Battling for life

Second to none in their reputation for friendliness and generosity, the people of Madagascar make up an ethnically diverse population of around 21 million, with the number of inhabitants increasing at a rate of about 3% per year. It is one of the world's most impoverished and least developed countries, ranking 155/187 in the 2014 UN Human Development Index. Most Malagasy work in subsistence agriculture, and some 50% of children under three years of age suffer retarded growth due to a chronically inadequate diet. Island-wide, about 1 in every 10 children die before the age of five from easily preventable diseases, typically diarrhoea – rising to as many as 4 in 10 in rural areas. Poor hygiene is linked to typhoid, polio, acute respiratory infections and trachoma – the most common cause of blindness from infection.

An elderly Malagasy lady

The role of women in this heavily male dominated society is one of child bearer and household manager, with girls typically marrying and having children from as young as 12. Women's livelihood options and engagement in civil society are notably restricted by cultural expectations, and knowledge of and access to family planning options is extremely limited. Motherhood carries its own particular risks for women in Madagascar, and levels of maternal mortality are extremely high along with the levels for neonatal and infant mortality. Many deaths among women aged 15-24 are related to pregnancy or childbirth.

Government educational services, extremely limited as they are across the island, rarely reach rural communities. State provided health facilities are seriously under-funded. Among rural populations only 35% of people have improved water sources and just 11% have adequate sanitation facilities – well below the average for sub-Saharan Africa (UNICEF, 2010). Poor health was recognised by the Malagasy government as being one of the key challenges to Madagascar's future development in the Madagascar Action Plan of 2007-2012, a national strategy developed in response to the Millennium Development Goals, but the situation overall became notably worse during this period.

Traditional wooden pirogue boats on Manafiafy beach, Sainte Luce

Political crisis

Already weak from long-term political instability, the island has seen both poverty and environmental damage significantly increase since 2009 as the result of a political coup.
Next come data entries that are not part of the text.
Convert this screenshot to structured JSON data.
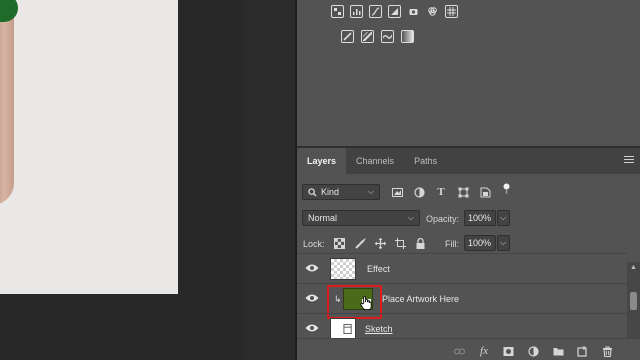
{
  "adjustments": {
    "row1": [
      "brightness-contrast-icon",
      "levels-icon",
      "curves-icon",
      "exposure-icon",
      "vibrance-icon",
      "hue-saturation-icon",
      "color-balance-icon"
    ],
    "row2": [
      "invert-icon",
      "posterize-icon",
      "threshold-icon",
      "gradient-map-icon"
    ]
  },
  "tabs": [
    {
      "label": "Layers",
      "active": true
    },
    {
      "label": "Channels",
      "active": false
    },
    {
      "label": "Paths",
      "active": false
    }
  ],
  "filter": {
    "kind_label": "Kind"
  },
  "blend": {
    "mode": "Normal",
    "opacity_label": "Opacity:",
    "opacity_value": "100%"
  },
  "lock": {
    "label": "Lock:",
    "fill_label": "Fill:",
    "fill_value": "100%"
  },
  "layers": [
    {
      "name": "Effect",
      "visible": true
    },
    {
      "name": "Place Artwork Here",
      "visible": true,
      "clipped": true,
      "smart_object": true,
      "highlighted": true
    },
    {
      "name": "Sketch",
      "visible": true
    }
  ],
  "colors": {
    "panel_bg": "#535353",
    "highlight_red": "#e0191b",
    "thumb_green": "#4b6b1a"
  }
}
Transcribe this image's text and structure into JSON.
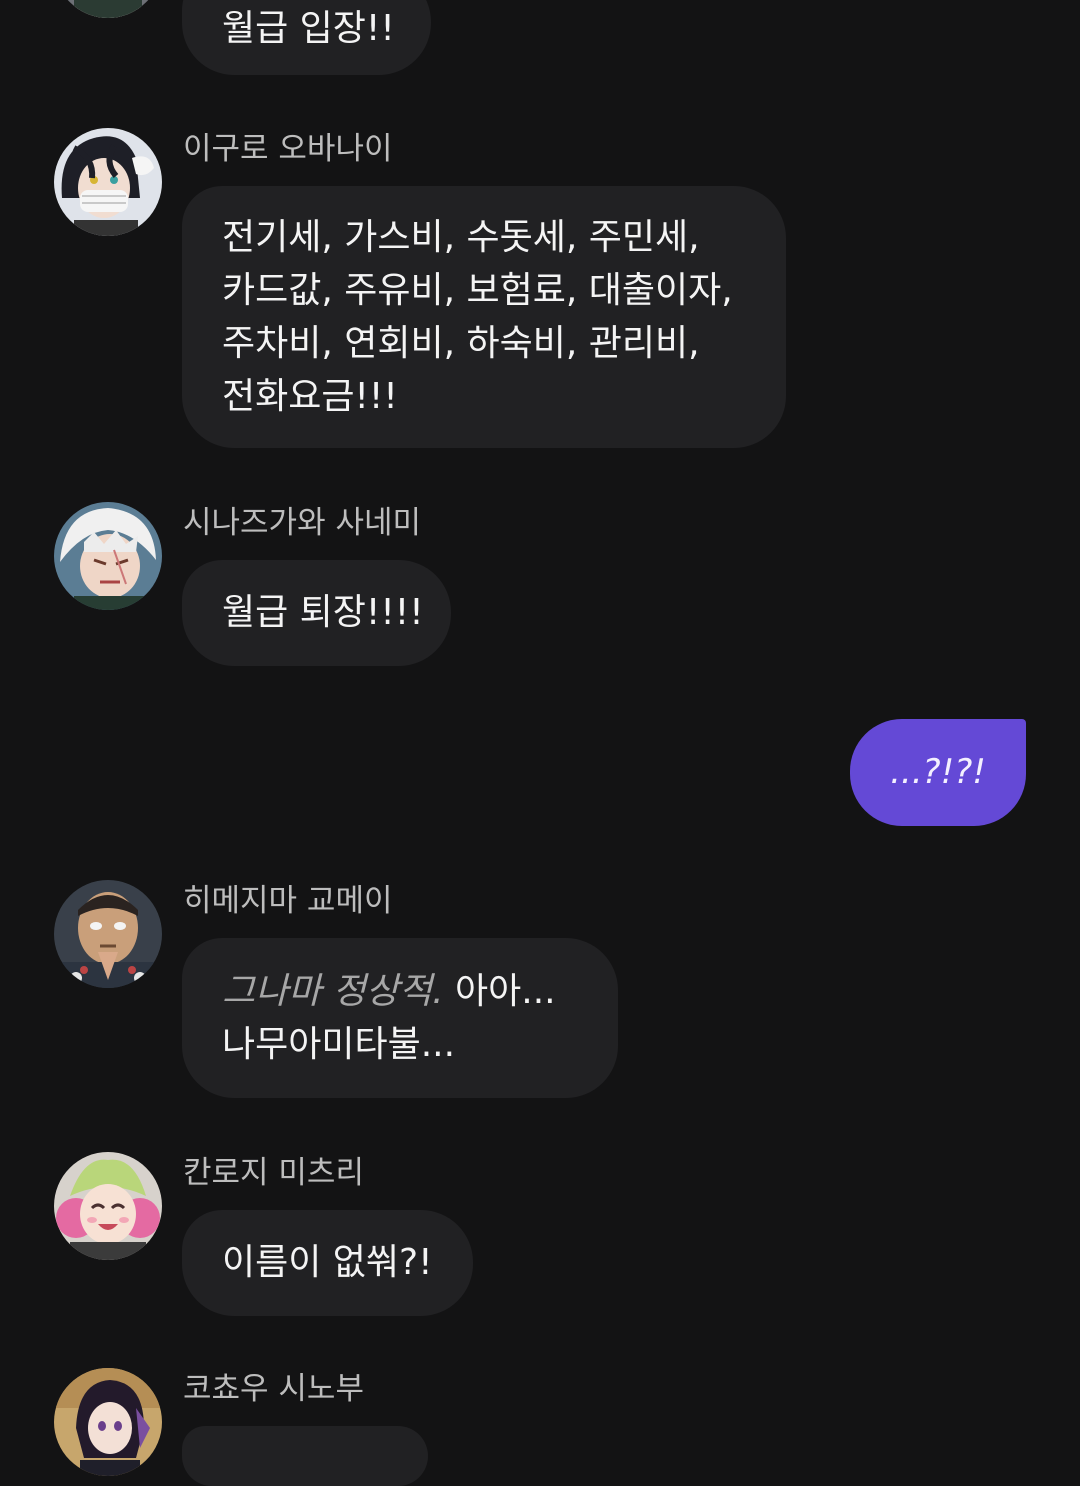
{
  "messages": [
    {
      "sender": "",
      "lines": [
        "월급 입장!!"
      ]
    },
    {
      "sender": "이구로 오바나이",
      "lines": [
        "전기세, 가스비, 수돗세, 주민세,",
        "카드값, 주유비, 보험료, 대출이자,",
        "주차비, 연회비, 하숙비, 관리비,",
        "전화요금!!!"
      ]
    },
    {
      "sender": "시나즈가와 사네미",
      "lines": [
        "월급 퇴장!!!!"
      ]
    },
    {
      "sender": "me",
      "text": "...?!?!"
    },
    {
      "sender": "히메지마 교메이",
      "italic_prefix": "그나마 정상적.",
      "line1_rest": " 아아...",
      "line2": "나무아미타불..."
    },
    {
      "sender": "칸로지 미츠리",
      "lines": [
        "이름이 없쒀?!"
      ]
    },
    {
      "sender": "코쵸우 시노부",
      "lines": []
    }
  ],
  "icons": {
    "avatar": "avatar-icon"
  },
  "colors": {
    "background": "#131314",
    "bubble": "#212123",
    "my_bubble": "#6449d6",
    "name": "#bdbdbd"
  }
}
During the troubled transitional government years, trade in many of the island's endangered species accelerated sharply, the price of basic food staples like rice doubled, the value of key saleable assets (for example local cattle) halved and more than 228,000 jobs were lost, impacting heavily on people's coping mechanisms and survival strategies.

From 2008–2011, Malagasy government spending on health dropped by 75%
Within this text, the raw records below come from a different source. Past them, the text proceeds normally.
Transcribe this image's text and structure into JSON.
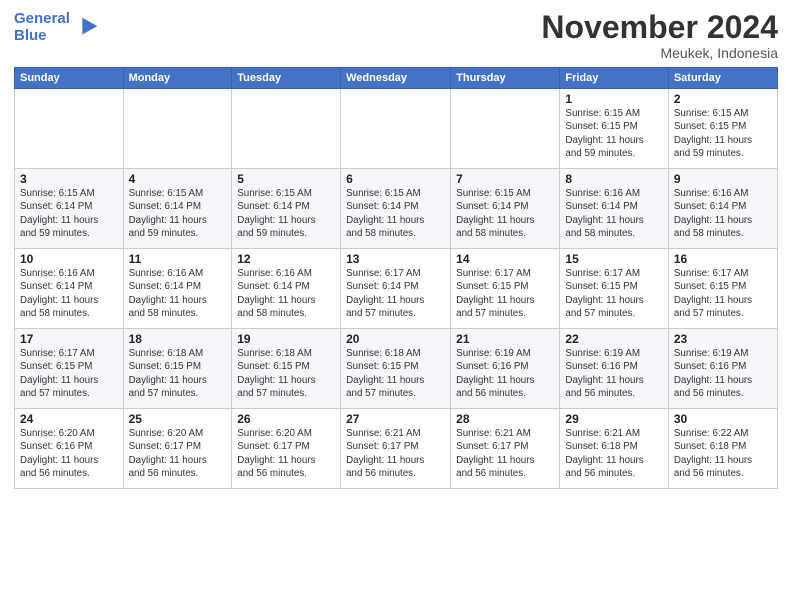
{
  "header": {
    "logo_line1": "General",
    "logo_line2": "Blue",
    "month": "November 2024",
    "location": "Meukek, Indonesia"
  },
  "weekdays": [
    "Sunday",
    "Monday",
    "Tuesday",
    "Wednesday",
    "Thursday",
    "Friday",
    "Saturday"
  ],
  "weeks": [
    [
      {
        "day": "",
        "info": ""
      },
      {
        "day": "",
        "info": ""
      },
      {
        "day": "",
        "info": ""
      },
      {
        "day": "",
        "info": ""
      },
      {
        "day": "",
        "info": ""
      },
      {
        "day": "1",
        "info": "Sunrise: 6:15 AM\nSunset: 6:15 PM\nDaylight: 11 hours\nand 59 minutes."
      },
      {
        "day": "2",
        "info": "Sunrise: 6:15 AM\nSunset: 6:15 PM\nDaylight: 11 hours\nand 59 minutes."
      }
    ],
    [
      {
        "day": "3",
        "info": "Sunrise: 6:15 AM\nSunset: 6:14 PM\nDaylight: 11 hours\nand 59 minutes."
      },
      {
        "day": "4",
        "info": "Sunrise: 6:15 AM\nSunset: 6:14 PM\nDaylight: 11 hours\nand 59 minutes."
      },
      {
        "day": "5",
        "info": "Sunrise: 6:15 AM\nSunset: 6:14 PM\nDaylight: 11 hours\nand 59 minutes."
      },
      {
        "day": "6",
        "info": "Sunrise: 6:15 AM\nSunset: 6:14 PM\nDaylight: 11 hours\nand 58 minutes."
      },
      {
        "day": "7",
        "info": "Sunrise: 6:15 AM\nSunset: 6:14 PM\nDaylight: 11 hours\nand 58 minutes."
      },
      {
        "day": "8",
        "info": "Sunrise: 6:16 AM\nSunset: 6:14 PM\nDaylight: 11 hours\nand 58 minutes."
      },
      {
        "day": "9",
        "info": "Sunrise: 6:16 AM\nSunset: 6:14 PM\nDaylight: 11 hours\nand 58 minutes."
      }
    ],
    [
      {
        "day": "10",
        "info": "Sunrise: 6:16 AM\nSunset: 6:14 PM\nDaylight: 11 hours\nand 58 minutes."
      },
      {
        "day": "11",
        "info": "Sunrise: 6:16 AM\nSunset: 6:14 PM\nDaylight: 11 hours\nand 58 minutes."
      },
      {
        "day": "12",
        "info": "Sunrise: 6:16 AM\nSunset: 6:14 PM\nDaylight: 11 hours\nand 58 minutes."
      },
      {
        "day": "13",
        "info": "Sunrise: 6:17 AM\nSunset: 6:14 PM\nDaylight: 11 hours\nand 57 minutes."
      },
      {
        "day": "14",
        "info": "Sunrise: 6:17 AM\nSunset: 6:15 PM\nDaylight: 11 hours\nand 57 minutes."
      },
      {
        "day": "15",
        "info": "Sunrise: 6:17 AM\nSunset: 6:15 PM\nDaylight: 11 hours\nand 57 minutes."
      },
      {
        "day": "16",
        "info": "Sunrise: 6:17 AM\nSunset: 6:15 PM\nDaylight: 11 hours\nand 57 minutes."
      }
    ],
    [
      {
        "day": "17",
        "info": "Sunrise: 6:17 AM\nSunset: 6:15 PM\nDaylight: 11 hours\nand 57 minutes."
      },
      {
        "day": "18",
        "info": "Sunrise: 6:18 AM\nSunset: 6:15 PM\nDaylight: 11 hours\nand 57 minutes."
      },
      {
        "day": "19",
        "info": "Sunrise: 6:18 AM\nSunset: 6:15 PM\nDaylight: 11 hours\nand 57 minutes."
      },
      {
        "day": "20",
        "info": "Sunrise: 6:18 AM\nSunset: 6:15 PM\nDaylight: 11 hours\nand 57 minutes."
      },
      {
        "day": "21",
        "info": "Sunrise: 6:19 AM\nSunset: 6:16 PM\nDaylight: 11 hours\nand 56 minutes."
      },
      {
        "day": "22",
        "info": "Sunrise: 6:19 AM\nSunset: 6:16 PM\nDaylight: 11 hours\nand 56 minutes."
      },
      {
        "day": "23",
        "info": "Sunrise: 6:19 AM\nSunset: 6:16 PM\nDaylight: 11 hours\nand 56 minutes."
      }
    ],
    [
      {
        "day": "24",
        "info": "Sunrise: 6:20 AM\nSunset: 6:16 PM\nDaylight: 11 hours\nand 56 minutes."
      },
      {
        "day": "25",
        "info": "Sunrise: 6:20 AM\nSunset: 6:17 PM\nDaylight: 11 hours\nand 56 minutes."
      },
      {
        "day": "26",
        "info": "Sunrise: 6:20 AM\nSunset: 6:17 PM\nDaylight: 11 hours\nand 56 minutes."
      },
      {
        "day": "27",
        "info": "Sunrise: 6:21 AM\nSunset: 6:17 PM\nDaylight: 11 hours\nand 56 minutes."
      },
      {
        "day": "28",
        "info": "Sunrise: 6:21 AM\nSunset: 6:17 PM\nDaylight: 11 hours\nand 56 minutes."
      },
      {
        "day": "29",
        "info": "Sunrise: 6:21 AM\nSunset: 6:18 PM\nDaylight: 11 hours\nand 56 minutes."
      },
      {
        "day": "30",
        "info": "Sunrise: 6:22 AM\nSunset: 6:18 PM\nDaylight: 11 hours\nand 56 minutes."
      }
    ]
  ]
}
IRIN

Problems of lack of access to vital livelihoods resources were further exacerbated by public services spending being cut by 40%, and government spending on education dropped by 82% (UNICEF). There were also major cuts in international donor support, which had previously formed half of the total national budget (World Bank, 2011).

A new, democratically-elected government came to power in January 2014, and many Malagasy are hopeful of what the future holds.
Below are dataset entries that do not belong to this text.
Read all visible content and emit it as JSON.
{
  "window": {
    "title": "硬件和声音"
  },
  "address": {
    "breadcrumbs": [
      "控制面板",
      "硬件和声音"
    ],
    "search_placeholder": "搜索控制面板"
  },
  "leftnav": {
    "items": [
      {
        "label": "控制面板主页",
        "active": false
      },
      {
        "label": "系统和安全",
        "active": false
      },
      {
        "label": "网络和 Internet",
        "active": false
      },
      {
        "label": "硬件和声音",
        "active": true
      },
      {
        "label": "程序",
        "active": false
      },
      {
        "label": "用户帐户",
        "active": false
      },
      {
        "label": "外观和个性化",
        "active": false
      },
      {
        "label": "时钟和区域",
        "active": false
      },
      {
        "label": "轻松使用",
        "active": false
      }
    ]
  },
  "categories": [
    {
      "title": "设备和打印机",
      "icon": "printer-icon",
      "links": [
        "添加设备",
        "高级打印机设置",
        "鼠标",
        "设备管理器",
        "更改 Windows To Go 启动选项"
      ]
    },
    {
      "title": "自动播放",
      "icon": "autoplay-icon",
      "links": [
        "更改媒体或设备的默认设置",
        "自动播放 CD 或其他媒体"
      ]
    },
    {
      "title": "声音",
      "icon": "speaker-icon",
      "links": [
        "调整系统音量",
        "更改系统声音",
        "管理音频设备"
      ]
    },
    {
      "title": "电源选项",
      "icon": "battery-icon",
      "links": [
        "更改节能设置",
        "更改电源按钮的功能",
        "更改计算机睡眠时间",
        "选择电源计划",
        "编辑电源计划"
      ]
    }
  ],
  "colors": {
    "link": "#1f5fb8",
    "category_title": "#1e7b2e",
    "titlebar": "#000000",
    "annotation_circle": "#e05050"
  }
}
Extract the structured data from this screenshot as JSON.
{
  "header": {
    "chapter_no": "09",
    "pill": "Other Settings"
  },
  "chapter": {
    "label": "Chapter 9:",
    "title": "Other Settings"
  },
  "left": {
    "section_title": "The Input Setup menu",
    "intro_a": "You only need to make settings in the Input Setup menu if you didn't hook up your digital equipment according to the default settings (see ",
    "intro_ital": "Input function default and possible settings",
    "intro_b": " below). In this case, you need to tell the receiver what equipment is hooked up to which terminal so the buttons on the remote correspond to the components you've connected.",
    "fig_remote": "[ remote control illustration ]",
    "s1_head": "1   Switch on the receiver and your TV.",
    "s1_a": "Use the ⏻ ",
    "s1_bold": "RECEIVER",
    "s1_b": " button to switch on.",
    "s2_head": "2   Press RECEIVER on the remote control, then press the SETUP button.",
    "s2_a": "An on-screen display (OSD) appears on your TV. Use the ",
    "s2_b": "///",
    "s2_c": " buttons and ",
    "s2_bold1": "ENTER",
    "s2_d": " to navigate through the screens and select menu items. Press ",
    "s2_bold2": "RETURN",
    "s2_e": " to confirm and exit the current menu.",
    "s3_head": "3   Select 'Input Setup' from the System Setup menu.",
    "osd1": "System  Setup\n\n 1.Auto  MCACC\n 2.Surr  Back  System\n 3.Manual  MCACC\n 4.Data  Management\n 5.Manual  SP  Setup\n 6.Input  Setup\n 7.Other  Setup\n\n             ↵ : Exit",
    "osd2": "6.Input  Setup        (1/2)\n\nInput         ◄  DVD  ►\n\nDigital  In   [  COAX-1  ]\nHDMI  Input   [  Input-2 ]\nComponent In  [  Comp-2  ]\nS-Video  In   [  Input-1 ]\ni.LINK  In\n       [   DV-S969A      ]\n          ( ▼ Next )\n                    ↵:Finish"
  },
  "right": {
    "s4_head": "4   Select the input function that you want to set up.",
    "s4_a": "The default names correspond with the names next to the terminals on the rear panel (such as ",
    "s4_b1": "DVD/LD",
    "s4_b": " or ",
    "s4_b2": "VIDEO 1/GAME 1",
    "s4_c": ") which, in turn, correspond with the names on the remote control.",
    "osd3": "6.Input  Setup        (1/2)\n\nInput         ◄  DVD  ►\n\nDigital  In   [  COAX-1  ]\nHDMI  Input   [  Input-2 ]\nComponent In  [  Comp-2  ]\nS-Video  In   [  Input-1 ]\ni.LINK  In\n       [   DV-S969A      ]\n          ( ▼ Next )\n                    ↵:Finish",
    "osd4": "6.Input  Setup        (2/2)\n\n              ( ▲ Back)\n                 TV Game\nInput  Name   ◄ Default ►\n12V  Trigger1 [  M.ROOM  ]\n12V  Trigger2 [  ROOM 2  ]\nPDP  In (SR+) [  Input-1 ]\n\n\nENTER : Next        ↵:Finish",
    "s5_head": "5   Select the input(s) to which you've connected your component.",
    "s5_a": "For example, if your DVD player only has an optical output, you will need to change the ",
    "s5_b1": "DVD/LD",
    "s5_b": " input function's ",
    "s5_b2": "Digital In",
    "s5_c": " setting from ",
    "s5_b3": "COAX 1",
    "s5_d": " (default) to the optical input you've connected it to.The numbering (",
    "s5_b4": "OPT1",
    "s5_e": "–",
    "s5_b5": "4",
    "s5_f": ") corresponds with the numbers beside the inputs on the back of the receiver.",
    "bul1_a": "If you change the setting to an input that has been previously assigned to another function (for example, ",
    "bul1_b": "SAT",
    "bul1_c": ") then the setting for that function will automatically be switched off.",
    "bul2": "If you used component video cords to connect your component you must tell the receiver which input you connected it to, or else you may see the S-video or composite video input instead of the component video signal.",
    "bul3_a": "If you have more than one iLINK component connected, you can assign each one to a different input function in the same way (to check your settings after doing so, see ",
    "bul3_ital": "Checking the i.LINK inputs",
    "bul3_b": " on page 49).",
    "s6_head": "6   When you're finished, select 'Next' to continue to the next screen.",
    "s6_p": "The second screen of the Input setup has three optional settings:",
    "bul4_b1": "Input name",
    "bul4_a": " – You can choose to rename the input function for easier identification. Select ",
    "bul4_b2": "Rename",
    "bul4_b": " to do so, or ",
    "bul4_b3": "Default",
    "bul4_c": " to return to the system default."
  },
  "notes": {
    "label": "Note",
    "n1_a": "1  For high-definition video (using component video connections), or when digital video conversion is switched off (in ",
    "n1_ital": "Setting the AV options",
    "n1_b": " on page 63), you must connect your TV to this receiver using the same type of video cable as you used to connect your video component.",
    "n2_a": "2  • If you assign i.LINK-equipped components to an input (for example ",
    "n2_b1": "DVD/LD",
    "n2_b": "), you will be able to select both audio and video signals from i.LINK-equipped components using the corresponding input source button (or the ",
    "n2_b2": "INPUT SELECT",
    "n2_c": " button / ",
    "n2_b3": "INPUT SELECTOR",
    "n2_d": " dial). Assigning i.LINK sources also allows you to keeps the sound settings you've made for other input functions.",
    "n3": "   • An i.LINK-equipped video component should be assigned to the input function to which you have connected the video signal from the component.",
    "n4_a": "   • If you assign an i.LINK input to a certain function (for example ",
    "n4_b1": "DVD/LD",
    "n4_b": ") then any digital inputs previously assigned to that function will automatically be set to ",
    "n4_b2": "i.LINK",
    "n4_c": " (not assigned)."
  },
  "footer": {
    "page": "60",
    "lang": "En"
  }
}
Local, sustainable solutions

Classroom of children with their hands up

Though the Malagasy people are interested in their environment, and willing to conserve it, it is also clear that conservation policies have been imposed on them from above with little or no community consultation, impacting negatively on people already greatly impoverished. Protected areas, although important for conservation, are negatively impacting local communities by restricting access to vital livelihood resources: fines are imposed for tavy, people walk many kilometres further every day to find wood for fuel and building, and pressure has increased on unprotected forest fragments. Protection alone does not address the root causes of forest degradation: forest dependent communities lacking access to alternative resources.

This is where organisations like SEED Madagascar can help: working alongside local Malagasy communities on their own sustainable solutions to the challenges of health, conservation, education and livelihoods.